The Treatment of Cerebral Ischemia by External Carotid Artery Revascularization

Author Affiliations

From the Divisions of Vascular Surgery, Departments of Surgery, University of Illinois at Chicago and West Side Veterans Administration Hospital, Chicago (Drs Schuler, Flanigan, Ryan, Castronuovo, and Lim), and University of Illinois College of Medicine, Peoria (Dr DeBord).

Arch Surg. 1983;118(5):567-572. doi:10.1001/archsurg.1983.01390050043008

• Thirteen patients with internal carotid artery occlusion and symptomatic external carotid artery stenosis underwent external carotid artery revascularization by means of endarterectomy (n=10) or subclavian artery—external carotid artery bypass (n=3). All patients but one were followed up, for five to 46 months (mean, 20 months). There were no operative deaths or complications and no late strokes. One patient (7.7%) required early extracranial-intracranial (EC-IC) bypass for failure of the external carotid artery endarterectomy to relieve the initial symptoms. All remaining patients were completely (n=9) or partially (n=2) relieved of symptoms, and EC-IC bypass was not required. There were no criteria identified by either oculopneumoplethysmography or angiography that could reliably predict the need for subsequent EC-IC bypass.

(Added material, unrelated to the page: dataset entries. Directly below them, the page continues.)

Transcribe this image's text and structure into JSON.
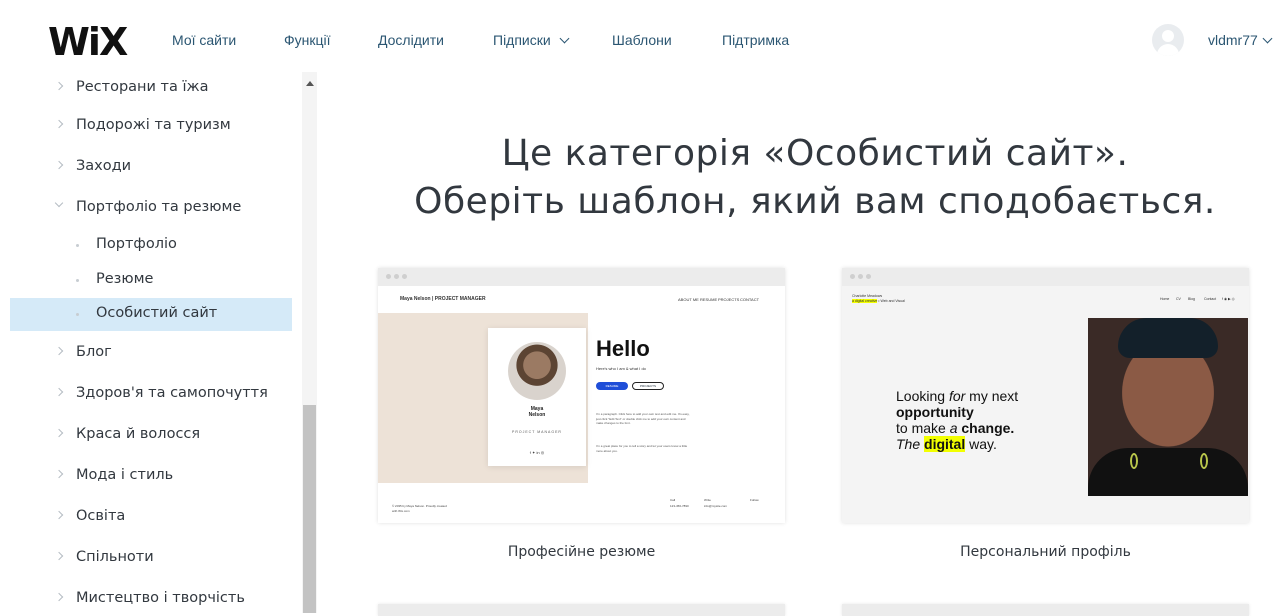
{
  "nav": {
    "logo": "WiX",
    "items": [
      "Мої сайти",
      "Функції",
      "Дослідити",
      "Підписки",
      "Шаблони",
      "Підтримка"
    ],
    "username": "vldmr77"
  },
  "sidebar": {
    "items": [
      {
        "label": "Ресторани та їжа"
      },
      {
        "label": "Подорожі та туризм"
      },
      {
        "label": "Заходи"
      },
      {
        "label": "Портфоліо та резюме"
      },
      {
        "label": "Портфоліо"
      },
      {
        "label": "Резюме"
      },
      {
        "label": "Особистий сайт"
      },
      {
        "label": "Блог"
      },
      {
        "label": "Здоров'я та самопочуття"
      },
      {
        "label": "Краса й волосся"
      },
      {
        "label": "Мода і стиль"
      },
      {
        "label": "Освіта"
      },
      {
        "label": "Спільноти"
      },
      {
        "label": "Мистецтво і творчість"
      }
    ]
  },
  "main": {
    "heading_line1": "Це категорія «Особистий сайт».",
    "heading_line2": "Оберіть шаблон, який вам сподобається.",
    "templates": [
      {
        "title": "Професійне резюме",
        "preview": {
          "logo": "Maya Nelson  |  PROJECT MANAGER",
          "nav": [
            "ABOUT ME",
            "RESUME",
            "PROJECTS",
            "CONTACT"
          ],
          "name_line1": "Maya",
          "name_line2": "Nelson",
          "role": "PROJECT MANAGER",
          "social": "f  ✦  in  ◎",
          "hello": "Hello",
          "subtitle": "Here's who I am & what I do",
          "btn1": "RESUME",
          "btn2": "PROJECTS",
          "para1": "I'm a paragraph. Click here to add your own text and edit me. It's easy, just click \"Edit Text\" or double click me to add your own content and make changes to the font.",
          "para2": "I'm a great place for you to tell a story and let your users know a little more about you.",
          "foot_left": "© 2035 by Maya Nelson. Proudly created with Wix.com",
          "foot_call": "Call",
          "foot_phone": "123-456-7890",
          "foot_write": "Write",
          "foot_email": "info@mysite.com",
          "foot_follow": "Follow"
        }
      },
      {
        "title": "Персональний профіль",
        "preview": {
          "top_name": "Charlotte Meadows",
          "top_tag": "a digital creative",
          "top_rest": " • Web and Visual",
          "nav": [
            "Home",
            "CV",
            "Blog",
            "Contact"
          ],
          "line1_a": "Looking ",
          "line1_b": "for",
          "line1_c": " my next",
          "line2": "opportunity",
          "line3_a": "to make ",
          "line3_b": "a",
          "line3_c": " change.",
          "line4_a": "The ",
          "line4_b": "digital",
          "line4_c": " way."
        }
      }
    ]
  }
}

Ninety-two percent of the patients were adequately treated with external carotid artery revascularization alone, suggesting that subsequent EC-IC bypass is seldom required in patients with ipsilateral internal carotid artery occlusion and external carotid artery stenosis.

(Arch Surg 1983;118:567-572)